State DOTs Share IIJA Implementation Views at Hearingeditor@aashto.org September 23, 2022 0 COMMENTS
The Senate Environment and Public Works Committee held a hearing on September 21 to hear from states and localities regarding ongoing implementation efforts related to the $1.2 trillion Infrastructure Investment and Jobs Act or IIJA, enacted in November 2021.
[Above photo by AASHTO]
Nicole Majeski, secretary of the Delaware Department of Transportation, and Jimmy Wriston, secretary of the West Virginia Department of Transportation, testified before the EPW committee, as did Jim Tymon, executive director of the American Association of State Highway and Transportation Officials.
Majeski noted that the IIJA’s resiliency provisions are proving valuable especially for states like hers facing a range of climate change impacts.
“As the lowest-lying state, Delaware is seeing first-hand the effects of climate change and sea-level rise,” she said in her remarks. “We are increasingly seeing roads in coastal areas overtopped with water, not just during significant storm events but due to tidal flooding on sunny days. We estimate that $1 billion of our existing infrastructure is vulnerable to the impact of climate change.”
Majeski emphasized that the IIJA offers “much-needed investment” of additional federal dollars into the country’s transportation infrastructure.
“Having this bill finalized gives state DOTs and our contractor community certainty that we will continue to make needed infrastructure investments in the years ahead,” she said. “The $1.6 billion in federal funding that Delaware is receiving through the [IIJA] along with our committed state resources will allow us to deliver our largest capital program of ever of $4.45 billion over the next five years. This funding is instrumental to many initiatives in Delaware.”
West Virginia’s Wriston added that the IIJA bridge program, in particular, works “exceptionally well” in his state. “We are going to be able to operate within the guidelines of this program and take care of all the off-system bridges in poor condition – we think we can do all of them,” he explained in his testimony. “For decades, we as a nation have underinvested in our infrastructure and the results are very apparent to all of us. The passage of the IIJA is a shining bright spot, lighting a path to the future and clearly demonstrates a commitment to a better life for all our citizens.”

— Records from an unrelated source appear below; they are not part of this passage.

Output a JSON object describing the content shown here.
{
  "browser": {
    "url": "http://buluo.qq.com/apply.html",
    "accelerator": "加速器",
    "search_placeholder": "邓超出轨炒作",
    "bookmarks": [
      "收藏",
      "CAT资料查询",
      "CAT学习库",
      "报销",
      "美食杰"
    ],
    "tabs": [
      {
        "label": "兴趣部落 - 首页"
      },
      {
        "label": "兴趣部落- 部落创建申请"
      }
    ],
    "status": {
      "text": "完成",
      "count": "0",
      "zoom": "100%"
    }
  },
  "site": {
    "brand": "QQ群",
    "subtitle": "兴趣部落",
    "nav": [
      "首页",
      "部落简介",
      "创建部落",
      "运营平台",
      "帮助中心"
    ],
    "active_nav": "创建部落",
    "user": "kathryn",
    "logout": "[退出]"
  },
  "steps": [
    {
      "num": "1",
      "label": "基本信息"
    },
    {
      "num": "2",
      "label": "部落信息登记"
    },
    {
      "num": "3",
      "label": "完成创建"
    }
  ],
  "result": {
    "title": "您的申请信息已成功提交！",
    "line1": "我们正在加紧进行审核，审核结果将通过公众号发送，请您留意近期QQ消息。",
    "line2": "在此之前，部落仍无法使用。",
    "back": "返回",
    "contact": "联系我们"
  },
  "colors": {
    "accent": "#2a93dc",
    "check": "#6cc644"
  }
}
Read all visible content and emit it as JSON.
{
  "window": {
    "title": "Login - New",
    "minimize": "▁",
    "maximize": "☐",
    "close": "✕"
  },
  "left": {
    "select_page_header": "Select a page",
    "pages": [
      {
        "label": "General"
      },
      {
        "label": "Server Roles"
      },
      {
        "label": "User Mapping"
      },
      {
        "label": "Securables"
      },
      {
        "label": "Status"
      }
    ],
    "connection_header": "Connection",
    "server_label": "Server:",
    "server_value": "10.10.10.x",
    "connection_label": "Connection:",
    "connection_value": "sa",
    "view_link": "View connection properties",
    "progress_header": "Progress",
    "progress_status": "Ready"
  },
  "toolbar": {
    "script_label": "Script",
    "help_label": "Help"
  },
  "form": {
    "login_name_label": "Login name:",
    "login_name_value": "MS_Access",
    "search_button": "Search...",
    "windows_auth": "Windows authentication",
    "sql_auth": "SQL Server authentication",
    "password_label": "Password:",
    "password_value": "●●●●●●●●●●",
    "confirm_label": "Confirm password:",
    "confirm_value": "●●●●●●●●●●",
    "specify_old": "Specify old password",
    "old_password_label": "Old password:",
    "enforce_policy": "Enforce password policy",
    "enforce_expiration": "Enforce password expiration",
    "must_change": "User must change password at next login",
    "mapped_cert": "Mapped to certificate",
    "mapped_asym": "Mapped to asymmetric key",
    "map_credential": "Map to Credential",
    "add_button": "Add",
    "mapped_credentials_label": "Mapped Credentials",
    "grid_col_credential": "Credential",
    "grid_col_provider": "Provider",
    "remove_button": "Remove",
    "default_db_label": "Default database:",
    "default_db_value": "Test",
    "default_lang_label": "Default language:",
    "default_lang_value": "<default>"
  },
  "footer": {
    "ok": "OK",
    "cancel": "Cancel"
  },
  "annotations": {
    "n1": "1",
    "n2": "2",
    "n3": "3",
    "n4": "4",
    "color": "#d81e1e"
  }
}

However, Wriston stressed that a lack of consistency regarding project guidance and other regulatory issues is hampering his state’s IIJA implementation efforts.
“We need consistent direction, we need consistent guidelines, and we have to be able to understand them,” he stressed. “Federal Highway Administration divisions need to be able to bring forth guidance that is consistent from state to state.”
Wriston also noted that formula programs allow for “better planning, more efficient front-end coordination, and ensures project delivery on-time” compared to other funding mechanisms within the IIJA, especially discretionary grant programs.
“The three big concerns of work force, supply chain and materials availability, as well as outrageous inflation are well known and most assuredly affects the federal agency levels as much as the entire country,” he added. “That is why a comprehensive IIJA delivery plan is called for and is much preferable to the piecemeal approach of the last year.”
AASHTO’s Tymon reemphasized the impact of inflation on state DOT projects – and on the transportation industry as a whole – in his testimony.
“State DOTs continue to struggle with the unprecedented impacts of inflation,” he stressed. “Huge increases in the cost of construction materials and severe supply chain disruptions are driving up the costs for projects and have the potential to wipe out the entire funding increase state DOTs received through IIJA. This will have negative effects throughout the industry, but the impacts of this will be especially devastating to small and disadvantaged business enterprises that lack the resources to absorb these unexpected costs.”
Tymon pointed out that those issues are in many ways exacerbated by new “Buy America” rules promulgated by the U.S. Department of Transportation.
“AASHTO and the state DOTs strongly support the intent behind the inclusion of the new Buy America requirements in IIJA [as] the expansion of America’s manufacturing capacity and the creation of new domestic jobs will encourage economic growth and make us a stronger nation,” he said. “At the same time, we firmly believe that it is in the public interest to implement these new Buy America requirements in a way that allows for the timely and successful delivery of critical infrastructure projects.”
The bottom-line, Tymon noted, is that some materials and products necessary for transportation and infrastructure projects are simply not made in the U.S. today.
“Transportation agencies need additional time to integrate these new requirements into their program and project delivery processes and our private sector partners need additional time to revamp their business plans to be able to produce these products and materials domestically,” he emphasized. “Without that additional time, projects will be delayed or cancelled.”